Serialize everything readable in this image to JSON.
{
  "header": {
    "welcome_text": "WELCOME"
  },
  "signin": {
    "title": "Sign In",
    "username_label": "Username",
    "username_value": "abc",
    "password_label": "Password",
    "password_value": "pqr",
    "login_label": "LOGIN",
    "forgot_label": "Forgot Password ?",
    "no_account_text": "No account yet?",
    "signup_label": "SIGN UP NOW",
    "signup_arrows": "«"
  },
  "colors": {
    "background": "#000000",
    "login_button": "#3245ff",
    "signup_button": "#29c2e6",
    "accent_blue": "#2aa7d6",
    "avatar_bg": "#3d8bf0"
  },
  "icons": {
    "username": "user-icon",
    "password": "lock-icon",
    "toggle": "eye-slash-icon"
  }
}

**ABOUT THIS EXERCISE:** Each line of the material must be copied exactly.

**ANSWER TO THIS EXERCISE:**
Serialize everything readable in this image to JSON.
{
  "header": {
    "welcome_text": "WELCOME"
  },
  "signin": {
    "title": "Sign In",
    "username_label": "Username",
    "username_value": "abc",
    "password_label": "Password",
    "password_value": "pqr",
    "login_label": "LOGIN",
    "forgot_label": "Forgot Password ?",
    "no_account_text": "No account yet?",
    "signup_label": "SIGN UP NOW",
    "signup_arrows": "«"
  },
  "colors": {
    "background": "#000000",
    "login_button": "#3245ff",
    "signup_button": "#29c2e6",
    "accent_blue": "#2aa7d6",
    "avatar_bg": "#3d8bf0"
  },
  "icons": {
    "username": "user-icon",
    "password": "lock-icon",
    "toggle": "eye-slash-icon"
  }
}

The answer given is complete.